Lines June 30, 2018 11:27
This morning I went to my studio around 6:30 am, as has become my habit. I paint for an hour or two and then come back to make breakfast for me and the cats. It's usually pretty quiet over there, and I can get a good chunk of work done.
Like any artist, I get stumped sometimes. I don't know where a painting is going and have to put it aside. I've found that the issue of oil paints taking time to dry has actually been beneficial for me in that it gives me time to think about what I should do next on the painting. So nowadays, I usually have five paintings going at the same time. This is quite a bit different from when I was painting with acrylics and usually had only one painting going at a time. And if I got stuck on that, I might not paint for weeks.
I've got plenty of room in the studio for drying paintings. When I was still painting in my loft, I had them stacked flat on a high shelving unit and couldn't see them. But in the studio, I can lean them against the window sills and walls. And that gives me the advantage of being able to see them all at once.
Maybe that's why today I noticed something about my paintings. They made heavy use of lines. I think I posted about this a while ago, saying that since I had developed a tremor due to ageing that I was going to be avoiding using lines so much as I usually did. But this morning I could see that nothing of the kind had happened. As you can see:
Above is "Blue Cloud," which I just finished. Tons of lines in this. They just don't look like typical lines. All the cloud edges.
"Violet Hills" (above) is not finished yet. This sat around for almost a week while I figured out how I wanted to depict the water running around the edge of the hills. This morning I figured that out and began painting the water as if it were skeins of yarn. I love twisting lines like this.

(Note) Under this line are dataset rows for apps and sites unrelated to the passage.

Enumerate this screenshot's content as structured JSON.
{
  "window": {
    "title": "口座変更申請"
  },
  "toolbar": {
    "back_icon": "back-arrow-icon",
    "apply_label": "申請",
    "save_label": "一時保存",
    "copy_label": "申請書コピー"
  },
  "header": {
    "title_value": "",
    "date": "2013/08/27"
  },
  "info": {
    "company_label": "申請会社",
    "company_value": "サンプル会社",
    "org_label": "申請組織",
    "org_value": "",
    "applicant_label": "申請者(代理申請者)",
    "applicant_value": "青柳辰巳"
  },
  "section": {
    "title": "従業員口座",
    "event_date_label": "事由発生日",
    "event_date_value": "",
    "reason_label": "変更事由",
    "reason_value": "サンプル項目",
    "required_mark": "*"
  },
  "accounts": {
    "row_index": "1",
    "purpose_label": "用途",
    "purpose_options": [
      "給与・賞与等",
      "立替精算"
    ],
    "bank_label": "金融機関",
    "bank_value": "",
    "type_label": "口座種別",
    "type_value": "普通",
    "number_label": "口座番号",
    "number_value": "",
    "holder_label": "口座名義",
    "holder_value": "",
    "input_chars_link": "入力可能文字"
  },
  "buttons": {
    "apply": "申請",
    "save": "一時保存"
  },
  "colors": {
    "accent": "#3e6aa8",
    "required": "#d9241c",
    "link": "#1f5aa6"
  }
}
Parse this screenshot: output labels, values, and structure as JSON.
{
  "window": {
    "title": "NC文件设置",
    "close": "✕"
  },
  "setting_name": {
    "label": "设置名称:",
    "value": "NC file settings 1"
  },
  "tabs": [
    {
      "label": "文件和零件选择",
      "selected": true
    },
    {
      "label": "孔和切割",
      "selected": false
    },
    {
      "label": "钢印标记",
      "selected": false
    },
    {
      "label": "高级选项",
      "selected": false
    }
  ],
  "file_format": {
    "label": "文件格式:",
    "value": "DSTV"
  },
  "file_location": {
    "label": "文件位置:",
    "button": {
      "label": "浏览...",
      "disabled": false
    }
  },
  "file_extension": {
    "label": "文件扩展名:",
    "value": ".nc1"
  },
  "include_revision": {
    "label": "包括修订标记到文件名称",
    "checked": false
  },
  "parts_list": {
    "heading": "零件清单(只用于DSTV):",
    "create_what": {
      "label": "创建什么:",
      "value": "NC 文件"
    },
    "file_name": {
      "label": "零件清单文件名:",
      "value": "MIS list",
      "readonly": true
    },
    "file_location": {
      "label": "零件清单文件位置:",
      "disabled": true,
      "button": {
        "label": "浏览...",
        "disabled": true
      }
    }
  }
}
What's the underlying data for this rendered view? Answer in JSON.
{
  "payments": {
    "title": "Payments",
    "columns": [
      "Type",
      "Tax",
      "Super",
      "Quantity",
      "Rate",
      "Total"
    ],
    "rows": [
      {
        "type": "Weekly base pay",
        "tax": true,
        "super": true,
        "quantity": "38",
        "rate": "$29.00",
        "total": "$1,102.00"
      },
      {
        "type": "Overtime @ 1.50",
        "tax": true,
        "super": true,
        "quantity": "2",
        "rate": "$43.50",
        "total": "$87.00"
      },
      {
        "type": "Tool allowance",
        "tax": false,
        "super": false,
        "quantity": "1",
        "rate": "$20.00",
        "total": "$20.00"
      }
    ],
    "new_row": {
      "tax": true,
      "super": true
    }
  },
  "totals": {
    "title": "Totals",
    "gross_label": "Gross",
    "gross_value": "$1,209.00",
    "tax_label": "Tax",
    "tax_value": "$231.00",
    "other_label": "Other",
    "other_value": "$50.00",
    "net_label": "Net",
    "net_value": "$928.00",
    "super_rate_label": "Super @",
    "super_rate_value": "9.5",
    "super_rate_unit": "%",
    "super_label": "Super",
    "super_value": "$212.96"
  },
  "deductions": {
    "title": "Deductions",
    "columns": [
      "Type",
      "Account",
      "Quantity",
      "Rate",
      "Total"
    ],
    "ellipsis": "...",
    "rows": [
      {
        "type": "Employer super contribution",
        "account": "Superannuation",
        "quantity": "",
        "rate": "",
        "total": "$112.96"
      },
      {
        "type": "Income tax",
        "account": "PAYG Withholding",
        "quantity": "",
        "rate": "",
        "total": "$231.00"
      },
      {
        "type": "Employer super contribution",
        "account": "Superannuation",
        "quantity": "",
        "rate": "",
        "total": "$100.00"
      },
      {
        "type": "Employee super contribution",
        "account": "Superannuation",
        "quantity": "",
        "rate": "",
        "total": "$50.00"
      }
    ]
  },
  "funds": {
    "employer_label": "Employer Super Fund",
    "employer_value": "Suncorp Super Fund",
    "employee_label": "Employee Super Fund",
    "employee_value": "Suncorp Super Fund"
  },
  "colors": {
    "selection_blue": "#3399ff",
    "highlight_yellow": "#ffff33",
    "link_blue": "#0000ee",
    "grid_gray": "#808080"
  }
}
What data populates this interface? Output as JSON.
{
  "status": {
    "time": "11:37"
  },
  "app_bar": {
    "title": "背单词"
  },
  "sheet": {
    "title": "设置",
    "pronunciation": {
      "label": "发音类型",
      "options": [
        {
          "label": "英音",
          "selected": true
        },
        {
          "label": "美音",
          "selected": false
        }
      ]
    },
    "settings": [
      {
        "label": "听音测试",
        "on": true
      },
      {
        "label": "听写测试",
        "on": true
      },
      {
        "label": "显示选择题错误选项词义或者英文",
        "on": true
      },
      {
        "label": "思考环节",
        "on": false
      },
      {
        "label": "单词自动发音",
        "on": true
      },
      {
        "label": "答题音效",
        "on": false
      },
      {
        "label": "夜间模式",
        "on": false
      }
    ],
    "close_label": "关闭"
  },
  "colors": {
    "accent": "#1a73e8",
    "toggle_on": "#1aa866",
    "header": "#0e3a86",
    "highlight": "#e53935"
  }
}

Still more to do on this, but you can see what I'm talking about.
This is "Incantation," which I started a couple days ago. I was inspired by the asemic art I've been seeing lately. This is art that incorporates marks that look like writing but that might be a made-up alphabet, imaginary sigils and signs, or just scribbles. Being so much a lover of the graphics of occultism and alchemy, I was immediately drawn to the mysteriousness possible with this art form. I made a series of marks in iron oxide (dirt) along the bottom of a canvas. When I returned to it, I extended the lines.
This work in progress, "Seed," has been baffling me for a while, but then I realized that I wanted the foreground to contain a lot of veiny lines indicating leaf production. Just waiting for this to dry enough to do that.
Even The Ancients, which is the first image in this post, is dependent upon swirling lines to give form to the ancients. The only recent painting that doesn't incorporate much in the way of lines is "The Welcome Storm," which I finished the other day. I even remarked about this painting that I was not going to be painting any more plants of this nature because it was difficult for me to do with the tremor I have got.
So why was that one difficult and the others were not? Couple things.
One is that thanks to the process of "oiling out," I can paint with very slippery paint that allows me to make nice curved lines without any jitters. The other thing is that the lines I am using now are larger.
For the past couple of weeks I've been mulling over the direction of my art. I guess that's natural having gotten to the point of moving into a painting studio. There is a lot more pressure to produce stuff that is "art." And what does that mean? Something so lyrical (personal) that only I can appreciate it? Is that being true to myself, which is often seen as an important aspect of art? Or is it something that communicates easily with viewers? So much more mainstream landscapes? I have struggled and struggled with this for years, although I have felt more and more like my focus is sharpening.
This morning I feel an aha! about the lines in all these paintings. Swirling, curving, biomorphic lines. They represent for me not only life but its energy and power. And that life might be "inanimate," like the edges of clouds or rocks. This also lets me know why I have so fallen in love with rock formations for the past year--because of their swirling lines.
So from now on, I'm going to keep in mind that swirling lines are ME. I will try to remember them always and incorporate even more into my work. For me, the swirling line is the quintessence of the mysteriousness of living energy.